End Notes

i.Turner v Turner, 385 S.W.2d 230, 233 (Tex. 1964).

ii.Dallas Central Appraisal District v Seven Investment Co. et al, 835 S.W.2d 75, 77 (Tex. 1992); Holland v Wal- Mart Stores, Inc., 1 S.W.3d 91, 94 (Tex. 1999).

iii.Comment: Texas Pattern Jury charges, 2000 ed., PJC 110.43; see also §38.01, Texas Practice and Remedies Code.

iv.Tony Gullo Motors I, L.P. v. Chapa, 212 S.W.3d 299 (Tex. 2006).

v.§17.50(d), B. & C.C.; §27.01, B&CC; §541.152, Insurance Code of Texas

vi.§392.403, Finance Code of Texas.

vii.§38.001, Civ. Prac. & Rem Code of Texas.

viii.Strayhorn v. Raytheon E-Systems, Inc., 101 S.W.3d 558 (Tex App — Amarillo, 2003, no writ yet).

ix.Great American Reserve Insurance Company v. Britton, 406 S.W. 2nd 901, 907 (Tex1966).

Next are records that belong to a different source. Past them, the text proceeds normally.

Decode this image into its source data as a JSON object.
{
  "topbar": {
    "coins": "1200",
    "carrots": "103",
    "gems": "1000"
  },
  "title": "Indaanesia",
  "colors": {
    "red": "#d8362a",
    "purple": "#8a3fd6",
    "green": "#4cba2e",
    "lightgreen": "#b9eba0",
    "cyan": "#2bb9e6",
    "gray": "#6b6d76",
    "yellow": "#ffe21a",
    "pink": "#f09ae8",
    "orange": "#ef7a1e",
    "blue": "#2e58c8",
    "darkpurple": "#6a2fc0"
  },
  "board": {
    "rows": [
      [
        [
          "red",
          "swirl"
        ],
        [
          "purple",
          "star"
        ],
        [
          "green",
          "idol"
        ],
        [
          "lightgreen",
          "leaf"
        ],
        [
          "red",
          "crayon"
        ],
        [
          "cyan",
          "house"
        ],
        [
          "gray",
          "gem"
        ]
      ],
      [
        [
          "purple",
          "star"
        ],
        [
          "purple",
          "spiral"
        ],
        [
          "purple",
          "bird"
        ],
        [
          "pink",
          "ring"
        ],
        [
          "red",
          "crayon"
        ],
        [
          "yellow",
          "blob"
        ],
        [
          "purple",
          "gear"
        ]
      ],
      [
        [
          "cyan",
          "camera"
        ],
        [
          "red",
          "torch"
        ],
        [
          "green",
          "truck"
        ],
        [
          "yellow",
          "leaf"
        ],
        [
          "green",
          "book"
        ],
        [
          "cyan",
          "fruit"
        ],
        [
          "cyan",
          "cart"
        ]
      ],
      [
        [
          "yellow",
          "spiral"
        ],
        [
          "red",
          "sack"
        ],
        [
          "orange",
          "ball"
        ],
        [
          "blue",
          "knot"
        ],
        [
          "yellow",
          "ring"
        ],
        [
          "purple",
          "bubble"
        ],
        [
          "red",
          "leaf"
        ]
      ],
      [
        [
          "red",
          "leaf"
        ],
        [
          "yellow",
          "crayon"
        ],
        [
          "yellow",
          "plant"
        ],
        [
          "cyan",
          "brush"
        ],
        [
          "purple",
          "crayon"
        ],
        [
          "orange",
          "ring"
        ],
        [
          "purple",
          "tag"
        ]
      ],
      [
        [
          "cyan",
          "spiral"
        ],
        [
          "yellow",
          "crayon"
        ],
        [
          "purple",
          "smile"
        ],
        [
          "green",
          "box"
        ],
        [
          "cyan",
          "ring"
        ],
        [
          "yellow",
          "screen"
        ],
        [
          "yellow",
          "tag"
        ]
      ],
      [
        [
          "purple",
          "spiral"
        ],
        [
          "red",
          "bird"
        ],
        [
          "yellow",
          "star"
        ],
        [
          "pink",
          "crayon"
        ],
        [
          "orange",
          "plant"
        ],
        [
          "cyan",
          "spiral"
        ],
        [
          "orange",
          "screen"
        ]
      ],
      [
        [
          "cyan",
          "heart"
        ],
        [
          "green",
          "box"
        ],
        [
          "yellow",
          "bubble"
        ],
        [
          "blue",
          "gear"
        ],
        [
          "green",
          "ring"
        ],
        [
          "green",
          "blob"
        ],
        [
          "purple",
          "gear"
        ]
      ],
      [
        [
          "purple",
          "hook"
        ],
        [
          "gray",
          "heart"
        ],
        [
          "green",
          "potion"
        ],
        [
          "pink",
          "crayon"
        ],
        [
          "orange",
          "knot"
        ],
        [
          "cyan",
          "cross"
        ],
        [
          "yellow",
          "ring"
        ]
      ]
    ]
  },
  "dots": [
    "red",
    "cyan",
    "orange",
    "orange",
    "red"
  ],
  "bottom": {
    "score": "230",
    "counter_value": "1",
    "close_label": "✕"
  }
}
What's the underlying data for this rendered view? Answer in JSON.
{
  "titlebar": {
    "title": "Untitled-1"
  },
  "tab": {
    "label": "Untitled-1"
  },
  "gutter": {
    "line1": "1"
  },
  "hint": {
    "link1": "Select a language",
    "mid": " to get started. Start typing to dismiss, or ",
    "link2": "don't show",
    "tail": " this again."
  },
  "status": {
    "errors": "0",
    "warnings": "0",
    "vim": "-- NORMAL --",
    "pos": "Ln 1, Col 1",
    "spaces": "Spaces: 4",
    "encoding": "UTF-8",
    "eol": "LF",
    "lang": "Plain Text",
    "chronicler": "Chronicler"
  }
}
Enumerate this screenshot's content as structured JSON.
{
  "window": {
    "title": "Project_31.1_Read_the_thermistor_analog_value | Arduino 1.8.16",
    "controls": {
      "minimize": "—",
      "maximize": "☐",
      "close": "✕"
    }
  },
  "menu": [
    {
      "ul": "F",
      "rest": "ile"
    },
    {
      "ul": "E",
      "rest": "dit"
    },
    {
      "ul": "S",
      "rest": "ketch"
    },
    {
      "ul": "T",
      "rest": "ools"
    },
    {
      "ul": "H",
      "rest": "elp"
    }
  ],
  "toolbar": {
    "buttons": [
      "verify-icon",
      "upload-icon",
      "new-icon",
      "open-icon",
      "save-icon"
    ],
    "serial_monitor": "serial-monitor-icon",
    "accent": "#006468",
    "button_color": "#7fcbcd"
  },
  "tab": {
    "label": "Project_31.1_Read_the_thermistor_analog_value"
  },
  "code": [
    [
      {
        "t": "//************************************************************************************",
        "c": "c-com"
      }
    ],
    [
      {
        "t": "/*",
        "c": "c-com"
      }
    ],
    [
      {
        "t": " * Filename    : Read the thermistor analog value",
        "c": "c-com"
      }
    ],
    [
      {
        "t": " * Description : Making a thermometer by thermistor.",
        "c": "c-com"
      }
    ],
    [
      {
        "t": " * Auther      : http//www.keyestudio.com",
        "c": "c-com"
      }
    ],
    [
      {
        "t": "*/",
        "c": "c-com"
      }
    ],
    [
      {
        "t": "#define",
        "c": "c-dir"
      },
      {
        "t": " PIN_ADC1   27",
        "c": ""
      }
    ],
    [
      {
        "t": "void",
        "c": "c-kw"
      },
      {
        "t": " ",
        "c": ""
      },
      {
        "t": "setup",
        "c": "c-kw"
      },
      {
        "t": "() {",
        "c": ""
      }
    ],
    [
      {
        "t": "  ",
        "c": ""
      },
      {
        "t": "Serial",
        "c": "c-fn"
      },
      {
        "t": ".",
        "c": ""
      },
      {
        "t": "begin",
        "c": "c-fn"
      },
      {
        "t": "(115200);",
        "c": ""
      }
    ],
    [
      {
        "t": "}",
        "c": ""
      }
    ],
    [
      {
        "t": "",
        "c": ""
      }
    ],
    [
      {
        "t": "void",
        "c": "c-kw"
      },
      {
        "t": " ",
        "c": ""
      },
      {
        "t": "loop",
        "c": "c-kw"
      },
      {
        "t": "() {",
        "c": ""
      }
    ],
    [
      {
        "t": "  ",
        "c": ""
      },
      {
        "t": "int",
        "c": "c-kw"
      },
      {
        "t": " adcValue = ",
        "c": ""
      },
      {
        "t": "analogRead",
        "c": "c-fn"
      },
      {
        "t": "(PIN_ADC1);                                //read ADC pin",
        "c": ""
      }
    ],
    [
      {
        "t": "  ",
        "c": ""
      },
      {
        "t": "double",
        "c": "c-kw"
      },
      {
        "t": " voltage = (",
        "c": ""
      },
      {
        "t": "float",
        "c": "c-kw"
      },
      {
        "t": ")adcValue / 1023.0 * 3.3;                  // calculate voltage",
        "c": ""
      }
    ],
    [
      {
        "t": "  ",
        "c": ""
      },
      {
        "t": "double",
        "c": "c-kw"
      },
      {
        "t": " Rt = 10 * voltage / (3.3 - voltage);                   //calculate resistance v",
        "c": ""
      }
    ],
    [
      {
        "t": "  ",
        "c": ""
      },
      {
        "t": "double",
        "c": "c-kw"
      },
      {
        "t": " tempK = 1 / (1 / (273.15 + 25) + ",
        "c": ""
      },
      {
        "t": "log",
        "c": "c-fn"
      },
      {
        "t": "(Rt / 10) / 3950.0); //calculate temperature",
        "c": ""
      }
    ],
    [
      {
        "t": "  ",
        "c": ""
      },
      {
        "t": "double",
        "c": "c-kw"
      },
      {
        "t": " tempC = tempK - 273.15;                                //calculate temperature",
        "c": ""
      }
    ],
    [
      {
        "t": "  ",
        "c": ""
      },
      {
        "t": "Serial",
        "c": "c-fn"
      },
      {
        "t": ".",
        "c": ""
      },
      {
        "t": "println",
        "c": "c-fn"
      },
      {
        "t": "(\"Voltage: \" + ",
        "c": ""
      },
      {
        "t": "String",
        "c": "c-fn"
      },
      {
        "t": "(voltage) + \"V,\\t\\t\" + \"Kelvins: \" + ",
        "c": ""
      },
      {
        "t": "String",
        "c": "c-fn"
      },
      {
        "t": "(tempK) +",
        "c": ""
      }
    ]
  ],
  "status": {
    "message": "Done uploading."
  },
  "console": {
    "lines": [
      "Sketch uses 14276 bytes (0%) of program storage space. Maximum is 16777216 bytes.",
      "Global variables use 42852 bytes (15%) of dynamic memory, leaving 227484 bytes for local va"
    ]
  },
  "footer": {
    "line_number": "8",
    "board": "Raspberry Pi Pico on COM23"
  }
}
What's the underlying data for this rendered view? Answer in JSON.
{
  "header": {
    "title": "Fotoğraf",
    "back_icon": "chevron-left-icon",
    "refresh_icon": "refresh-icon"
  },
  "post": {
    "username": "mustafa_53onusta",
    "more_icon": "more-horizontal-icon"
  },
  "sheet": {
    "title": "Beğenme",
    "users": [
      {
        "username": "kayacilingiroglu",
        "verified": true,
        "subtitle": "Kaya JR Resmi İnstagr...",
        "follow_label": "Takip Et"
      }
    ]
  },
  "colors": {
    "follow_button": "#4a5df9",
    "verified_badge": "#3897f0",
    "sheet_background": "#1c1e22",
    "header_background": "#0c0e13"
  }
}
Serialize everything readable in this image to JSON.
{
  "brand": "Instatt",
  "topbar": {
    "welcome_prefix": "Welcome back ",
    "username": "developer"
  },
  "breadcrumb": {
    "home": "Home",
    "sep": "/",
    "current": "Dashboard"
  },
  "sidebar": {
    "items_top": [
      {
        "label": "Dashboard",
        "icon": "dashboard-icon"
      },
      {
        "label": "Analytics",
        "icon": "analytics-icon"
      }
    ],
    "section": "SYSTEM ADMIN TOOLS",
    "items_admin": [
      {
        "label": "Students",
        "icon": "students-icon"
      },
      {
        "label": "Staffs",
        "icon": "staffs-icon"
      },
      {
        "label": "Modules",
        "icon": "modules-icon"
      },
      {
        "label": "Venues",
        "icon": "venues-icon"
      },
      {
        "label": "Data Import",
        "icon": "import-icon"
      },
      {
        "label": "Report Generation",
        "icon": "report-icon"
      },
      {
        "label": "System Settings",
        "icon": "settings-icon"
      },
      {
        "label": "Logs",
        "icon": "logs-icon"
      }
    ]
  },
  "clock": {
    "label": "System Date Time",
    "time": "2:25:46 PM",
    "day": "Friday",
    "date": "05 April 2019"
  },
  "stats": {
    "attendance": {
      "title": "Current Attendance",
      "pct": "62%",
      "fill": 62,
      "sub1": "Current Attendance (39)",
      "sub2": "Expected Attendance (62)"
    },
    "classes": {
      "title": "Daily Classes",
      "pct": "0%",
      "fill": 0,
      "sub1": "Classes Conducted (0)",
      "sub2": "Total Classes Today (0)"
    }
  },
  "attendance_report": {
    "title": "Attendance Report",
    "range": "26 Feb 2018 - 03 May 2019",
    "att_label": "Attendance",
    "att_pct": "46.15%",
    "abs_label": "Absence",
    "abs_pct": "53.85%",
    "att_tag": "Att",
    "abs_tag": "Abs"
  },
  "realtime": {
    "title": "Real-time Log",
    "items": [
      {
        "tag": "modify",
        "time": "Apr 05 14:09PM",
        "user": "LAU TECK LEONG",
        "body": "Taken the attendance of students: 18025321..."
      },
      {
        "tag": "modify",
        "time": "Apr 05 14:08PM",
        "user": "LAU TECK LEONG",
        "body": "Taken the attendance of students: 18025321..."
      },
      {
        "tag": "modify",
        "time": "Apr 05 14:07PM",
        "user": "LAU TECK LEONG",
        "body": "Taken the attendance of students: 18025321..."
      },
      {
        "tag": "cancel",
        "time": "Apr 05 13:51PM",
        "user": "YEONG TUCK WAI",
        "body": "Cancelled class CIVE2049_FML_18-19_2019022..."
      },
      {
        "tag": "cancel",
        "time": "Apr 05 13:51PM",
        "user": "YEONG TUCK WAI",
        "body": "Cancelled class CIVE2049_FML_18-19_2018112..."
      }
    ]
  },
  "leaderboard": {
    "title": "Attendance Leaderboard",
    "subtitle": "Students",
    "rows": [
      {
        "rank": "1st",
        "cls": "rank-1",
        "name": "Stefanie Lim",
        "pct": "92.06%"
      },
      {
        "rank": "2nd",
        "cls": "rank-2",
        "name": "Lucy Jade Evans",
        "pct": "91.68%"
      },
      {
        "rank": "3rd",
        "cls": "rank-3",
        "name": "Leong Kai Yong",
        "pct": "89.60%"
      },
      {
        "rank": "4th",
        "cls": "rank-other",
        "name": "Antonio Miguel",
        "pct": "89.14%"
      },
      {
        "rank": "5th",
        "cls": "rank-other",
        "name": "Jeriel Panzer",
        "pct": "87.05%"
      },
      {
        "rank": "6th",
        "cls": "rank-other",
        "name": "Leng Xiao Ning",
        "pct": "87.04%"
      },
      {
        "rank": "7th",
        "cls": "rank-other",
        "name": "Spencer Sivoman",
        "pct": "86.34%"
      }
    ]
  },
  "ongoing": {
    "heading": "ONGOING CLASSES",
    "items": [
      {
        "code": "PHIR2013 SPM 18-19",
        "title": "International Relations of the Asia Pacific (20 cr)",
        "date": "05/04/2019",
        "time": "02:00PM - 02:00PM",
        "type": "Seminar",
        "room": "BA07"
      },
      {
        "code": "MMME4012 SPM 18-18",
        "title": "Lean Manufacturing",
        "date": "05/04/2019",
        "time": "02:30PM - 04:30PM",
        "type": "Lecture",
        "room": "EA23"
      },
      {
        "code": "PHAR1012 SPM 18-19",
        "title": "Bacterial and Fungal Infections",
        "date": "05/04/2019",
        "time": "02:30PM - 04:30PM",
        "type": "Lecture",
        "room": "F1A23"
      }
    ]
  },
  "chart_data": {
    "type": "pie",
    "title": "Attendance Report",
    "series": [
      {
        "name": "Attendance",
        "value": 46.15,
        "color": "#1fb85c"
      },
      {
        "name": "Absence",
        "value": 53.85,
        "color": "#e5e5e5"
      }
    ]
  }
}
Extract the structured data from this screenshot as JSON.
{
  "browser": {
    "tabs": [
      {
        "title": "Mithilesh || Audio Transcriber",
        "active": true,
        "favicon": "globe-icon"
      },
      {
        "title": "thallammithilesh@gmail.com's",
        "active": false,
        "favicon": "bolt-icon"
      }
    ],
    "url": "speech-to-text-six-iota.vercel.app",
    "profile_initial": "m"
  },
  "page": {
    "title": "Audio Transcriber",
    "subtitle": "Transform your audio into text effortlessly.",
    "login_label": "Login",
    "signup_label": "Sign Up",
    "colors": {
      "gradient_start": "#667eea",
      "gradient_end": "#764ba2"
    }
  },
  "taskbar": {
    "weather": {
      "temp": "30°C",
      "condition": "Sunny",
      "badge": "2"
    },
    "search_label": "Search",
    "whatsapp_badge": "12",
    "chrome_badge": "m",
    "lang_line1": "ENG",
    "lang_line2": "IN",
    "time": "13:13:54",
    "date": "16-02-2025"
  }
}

x.§ 38.003, Tex Civ Prac & Rem Code.

xi.Effective December 1, 2000, adopted following the issuance of the United States Supreme Court’s opinions in Daubert v. Merrell Dow Pharmaceuticals, Inc., 509 US 579 (1993), Kumho Tire Company v. Carmichael, 119 Sup.Ct. 1167 (U.S. 1999) and their progeny.

xii.923 S.W.2d 549 (Tex. 1995).

xiii.972 S.W.2d 713 (Tex, 1998).

xiv.997 S.W.2d 584 (Tex, 1999).

xv.945 S.W.2d 812, 817-18 (Tex, 1997).

xvi.Tex. Disciplinary R. Prof. Conduct 1.04, reprinted in Tex. Govt. Code, tit. 2, sub tit. G app. (State Bar Rules, art. X, Sec. 9).

xvii. Rule 703 “. . . the facts or data need not b admissible in evidence in order for the opinion or inference to be admitted.”

xviii.Although, conceivably, a non-attorney could testify as to what is usual and customary if that person had the requisite data. However, in Danache v Danache,296 S.W. 2nd 821, 824 (Tex Civ App.– Waco 1956), the court held that in a divorce case involving child custody, an award of attorney fees without expert testimony was within the sound discretion of the trial court where the record showed the nature and character of the service performed and the results obtained. This is consistent with §38.004, Civ. Prac. & Rem. Code.

xix.822 S.W.2d 1 (Tex. 1991).

xx.212 S.W.3d 299 (Tex. 2006).